|Having a great day again! (or excited she does not have to jug any longer)|
|Checking out the exposure from top of pitch 28|
|Alix on pitch 30|
|View towards high Sierra|
|Pig is almost over the lip!|
Through last 3 pitches I made sure our ropes stayed organized, we avoid clusters, but mostly I was looking down at the view of Yosemite Valley and tail of the Nose far beneath us - it was wild! When we got to last (bolt ladder) pitch I started to get electrified. Even though I was less than a 100 feet from the top, I couldn’t believe we were actually about to complete The Nose. Universally it isn’t a big deal, but for Alix and I it was a huge personal accomplishment in climbing! Watching the pig swing out into space and than doing a free hanging jug 3000ft off the deck was unreal. It was so glorious I took my time jugging this pitch (hope Alix does not read this), and acquired numerous photos (touron mode-ON!). We topped out around 4pm, but still had to sort equipment and hurry towards East Ledges descent. Since it was mid March, daylight was limited.
|View of Half Dome. Not a bad wall I see there...|
|Top of El Cap|
|Some of the garbage I removed|
Our plan was to get down before dark, which we accomplished. Even though we wanted to ‘take our time’ by doing it in four days, it still was a rat race in the end. Next day Alix had classes and I had to work. Our only real celebration was two double doubles and ‘animal style’ fries at In-N-Out. By 3am I was home in San Francisco. We didn't even take a Huber brothers wanna be poser shot in the meadows...
|Maybe I need to learn how to use photoshop?|

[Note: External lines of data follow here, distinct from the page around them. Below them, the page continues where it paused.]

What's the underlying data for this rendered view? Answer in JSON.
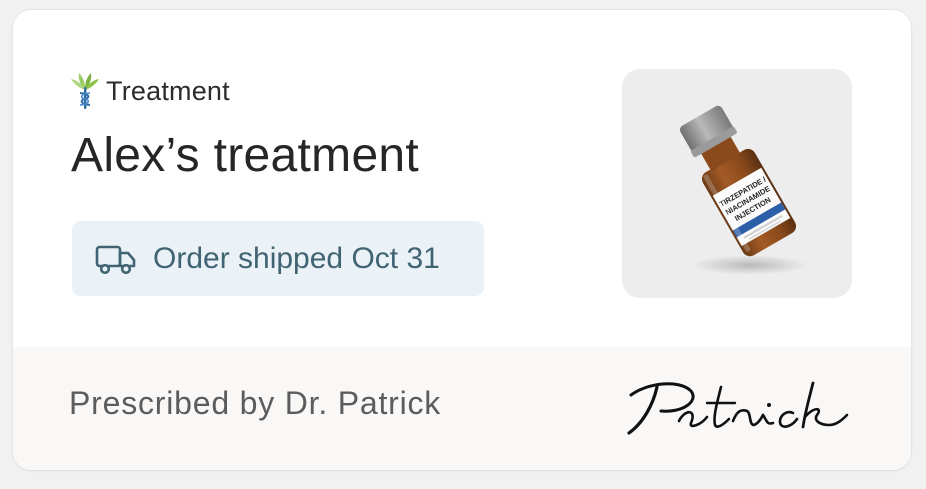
{
  "card": {
    "category_label": "Treatment",
    "title": "Alex’s treatment",
    "status": {
      "icon": "truck-icon",
      "text": "Order shipped Oct 31"
    },
    "product_image": {
      "icon": "medication-vial",
      "label_text": "TIRZEPATIDE / NIACINAMIDE INJECTION"
    },
    "prescriber": {
      "text": "Prescribed by Dr. Patrick",
      "signature_text": "Patrick"
    }
  },
  "colors": {
    "page_background": "#f1f1f1",
    "card_background": "#ffffff",
    "footer_background": "#faf8f6",
    "status_pill_background": "#eaf1f7",
    "status_text": "#406471",
    "title_text": "#262626",
    "brand_green": "#7cb342",
    "brand_blue": "#2e6da4"
  }
}
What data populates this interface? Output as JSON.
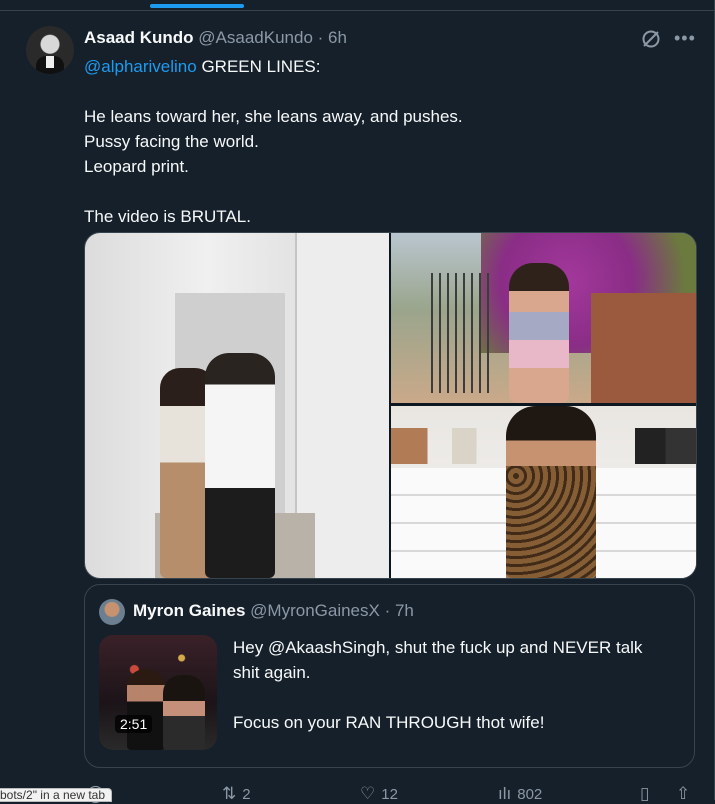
{
  "tweet": {
    "author_name": "Asaad Kundo",
    "author_handle": "@AsaadKundo",
    "time": "· 6h",
    "text_lines": [
      {
        "mention": "@alpharivelino",
        "rest": " GREEN LINES:"
      },
      "",
      "He leans toward her, she leans away, and pushes.",
      "Pussy facing the world.",
      "Leopard print.",
      "",
      "The video is BRUTAL."
    ]
  },
  "quoted": {
    "author_name": "Myron Gaines",
    "author_handle": "@MyronGainesX",
    "time": "· 7h",
    "video_duration": "2:51",
    "text_lines": [
      "Hey @AkaashSingh, shut the fuck up and NEVER talk",
      "shit again.",
      "",
      "Focus on your RAN THROUGH thot wife!"
    ]
  },
  "actions": {
    "replies": "",
    "reposts": "2",
    "likes": "12",
    "views": "802"
  },
  "icons": {
    "grok": "grok-icon",
    "more": "more-icon",
    "reply": "reply-icon",
    "repost": "repost-icon",
    "like": "heart-icon",
    "views": "views-icon",
    "bookmark": "bookmark-icon",
    "share": "share-icon"
  },
  "status_popup": "bots/2\" in a new tab",
  "colors": {
    "background": "#15202b",
    "link": "#1d9bf0",
    "muted": "#8b98a5",
    "border": "#38444d"
  }
}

As usual, day after we completed our ascent I was curious to why I had any desire to choose complicated and demanding outings…Next weekend I did a few fun and mellow free climbs in Yosemite (Kor Beck, first few pitches of CPoF, Catchy, Knob Job, Sherrie’s Crack, Super Slacker’s Highway). Now that I type this trip report I daydream of attempting Nose in a day, Salathe, The Shield, and other walls around Yosemite. My short term memory must be terrible! Perhaps a positive quality for a wanna be mountaineer.